Bose, D. M., S. N. Sen, and B. V. Subbarayappa (1971). A Concise History of Science in India. New Delhi: Indian National Science Academy, p. 167.
Datta, B. (1926). “Two Āryabhaṭas of al‐Bīrūnī.” Bulletin of the Calcutta Mathematical Society 17: 59–74.
Dikshit, S. B. (1896). BhāratīyaJyotisha. Poona. (English translation by R. V. Vaidya. 2 pts. New Delhi: Government of India Press, Controller of Publications, 1969, 1981, pp. 95–99.)
Dvivedin, Sudhkara (ed. and comm.) (1910). Mahāsiddhānta.

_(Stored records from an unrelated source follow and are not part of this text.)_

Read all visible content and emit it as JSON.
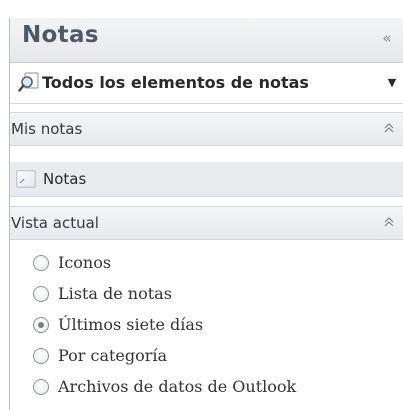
{
  "pane": {
    "title": "Notas",
    "collapse_icon": "double-chevron-left-icon",
    "collapse_glyph": "«"
  },
  "scope": {
    "label": "Todos los elementos de notas",
    "icon": "search-icon",
    "dropdown_glyph": "▼"
  },
  "my_notes": {
    "header": "Mis notas",
    "chevron_glyph": "⌃",
    "folders": [
      {
        "label": "Notas",
        "icon": "note-icon"
      }
    ]
  },
  "current_view": {
    "header": "Vista actual",
    "chevron_glyph": "⌃",
    "options": [
      {
        "label": "Iconos",
        "selected": false
      },
      {
        "label": "Lista de notas",
        "selected": false
      },
      {
        "label": "Últimos siete días",
        "selected": true
      },
      {
        "label": "Por categoría",
        "selected": false
      },
      {
        "label": "Archivos de datos de Outlook",
        "selected": false
      }
    ]
  }
}
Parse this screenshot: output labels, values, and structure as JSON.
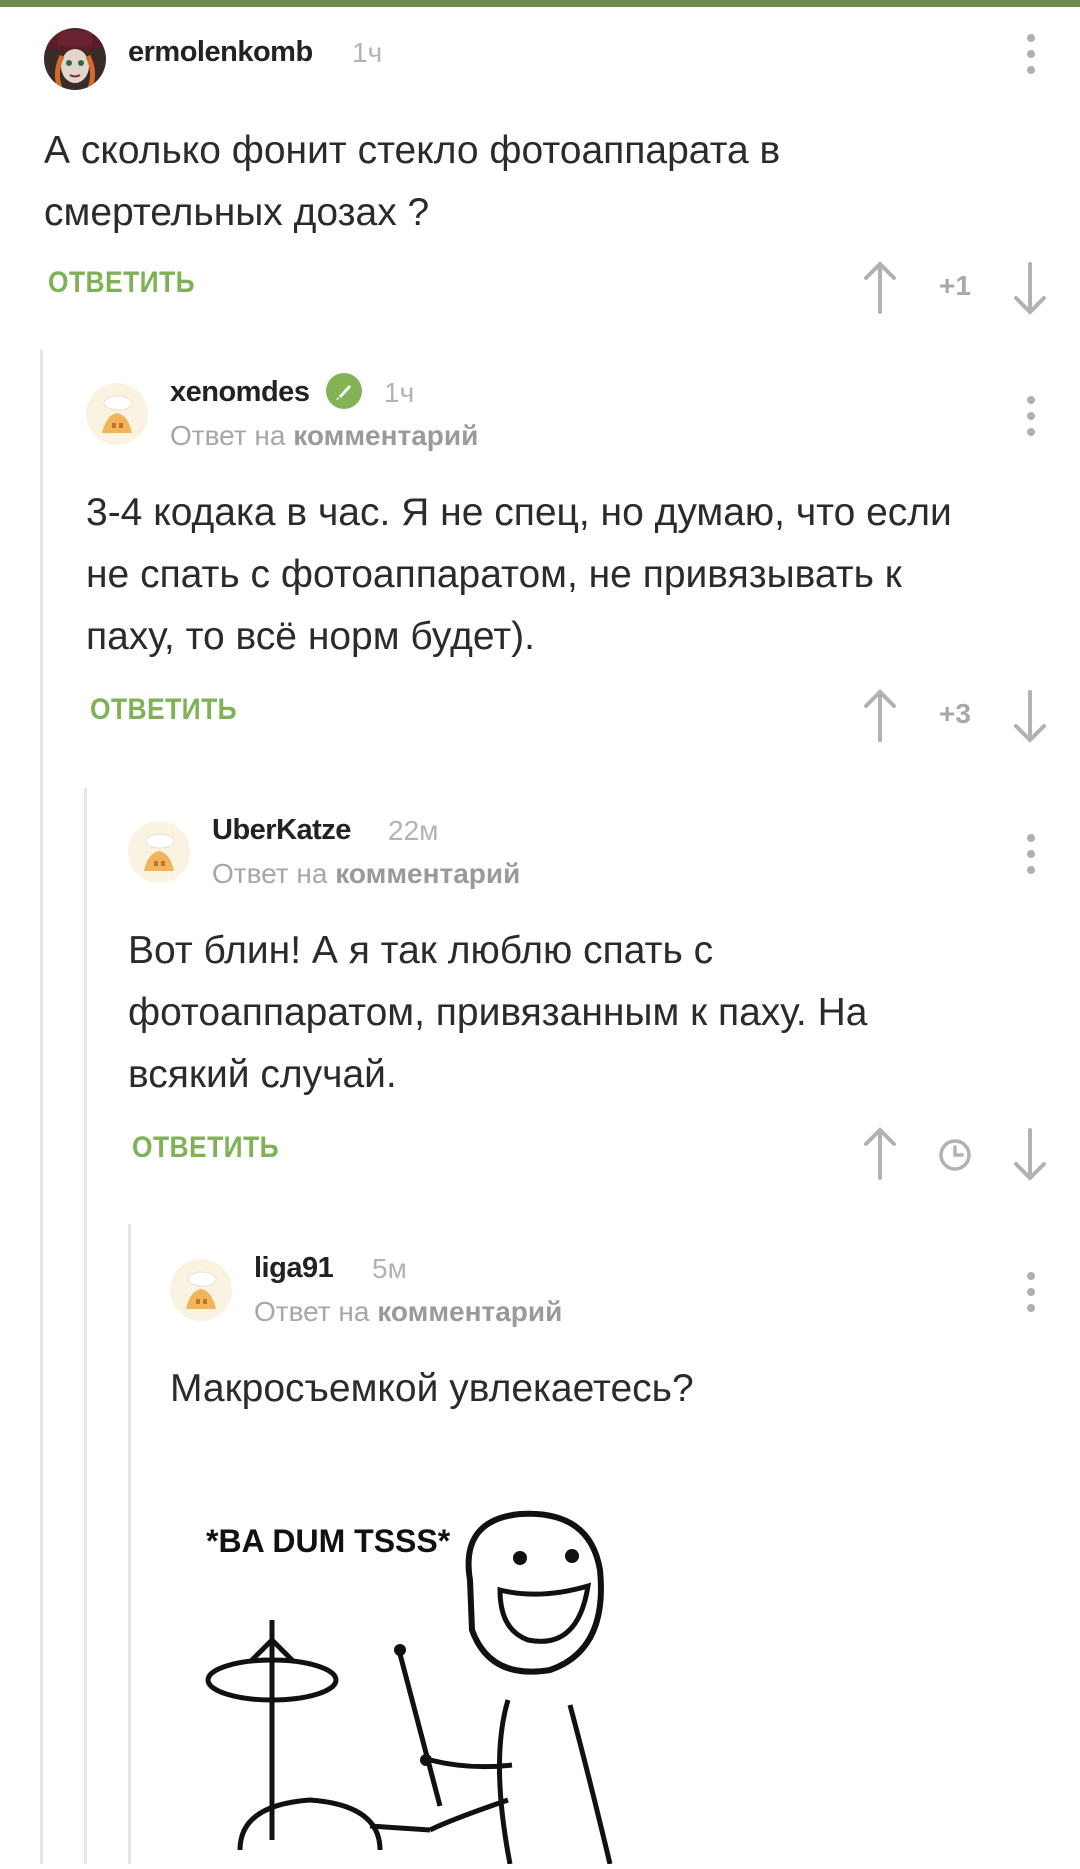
{
  "comments": [
    {
      "username": "ermolenkomb",
      "time": "1ч",
      "reply_prefix": "",
      "reply_link": "",
      "text_lines": [
        "А сколько фонит стекло фотоаппарата в",
        "смертельных дозах ?"
      ],
      "reply_label": "ОТВЕТИТЬ",
      "score": "+1"
    },
    {
      "username": "xenomdes",
      "time": "1ч",
      "reply_prefix": "Ответ на",
      "reply_link": "комментарий",
      "text_lines": [
        "3-4 кодака в час. Я не спец, но думаю, что если",
        "не спать с фотоаппаратом, не привязывать к",
        "паху, то всё норм будет)."
      ],
      "reply_label": "ОТВЕТИТЬ",
      "score": "+3"
    },
    {
      "username": "UberKatze",
      "time": "22м",
      "reply_prefix": "Ответ на",
      "reply_link": "комментарий",
      "text_lines": [
        "Вот блин! А я так люблю спать с",
        "фотоаппаратом, привязанным к паху. На",
        "всякий случай."
      ],
      "reply_label": "ОТВЕТИТЬ",
      "score": ""
    },
    {
      "username": "liga91",
      "time": "5м",
      "reply_prefix": "Ответ на",
      "reply_link": "комментарий",
      "text_lines": [
        "Макросъемкой увлекаетесь?"
      ],
      "reply_label": "",
      "score": ""
    }
  ],
  "meme_caption": "*BA DUM TSSS*",
  "colors": {
    "accent": "#7fb256",
    "topbar": "#6c8a4f",
    "verified": "#84b356"
  },
  "icons": [
    "avatar",
    "verified-icon",
    "more-icon",
    "upvote-icon",
    "downvote-icon",
    "clock-icon"
  ]
}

Benares Sanskrit Series Vol. 36, nos. 148–150. Benares. (Reprint, New Delhi: Caukamba Sanskrit Prathista, 1995.)
Jha, V. N. (1994). “Indeterminate Analysis in the Context of the Mahāsiddhānta of Āryabhaṭa II.” Indian Journal of History of Science 29: 565–578.
——— (1997). “Āryabhaṭa II's Method for Finding Cube Root of a Number.” GanitaBhāratī 19: 60–68.
Kaye, G. R. (1910). “The Two Āryabhaṭas.” Bibliotheca Mathematica 10: 289–292.
Pingree, David (1970). “Āryabhaṭa II.” In Dictionary of Scientific Biography, edited by Charles Coulston Gillispie. Vol. 1, pp. 309–310. New York: Charles Scribner's Sons.
——— Census of the Exact Sciences in Sanskrit. Series A. Vol. 1 (1970): 53b–54a; Vol. 2 (1971): 15b–16a; Vol. 4 (1981): 28a; Vol. 5 (1994): 17a. Philadelphia: American Philosophical Society.
——— (1992). “On the Date of the Mahāsiddhānta of the Second Āryabhaṭa.” GanitaBhāratī 14: 55–56.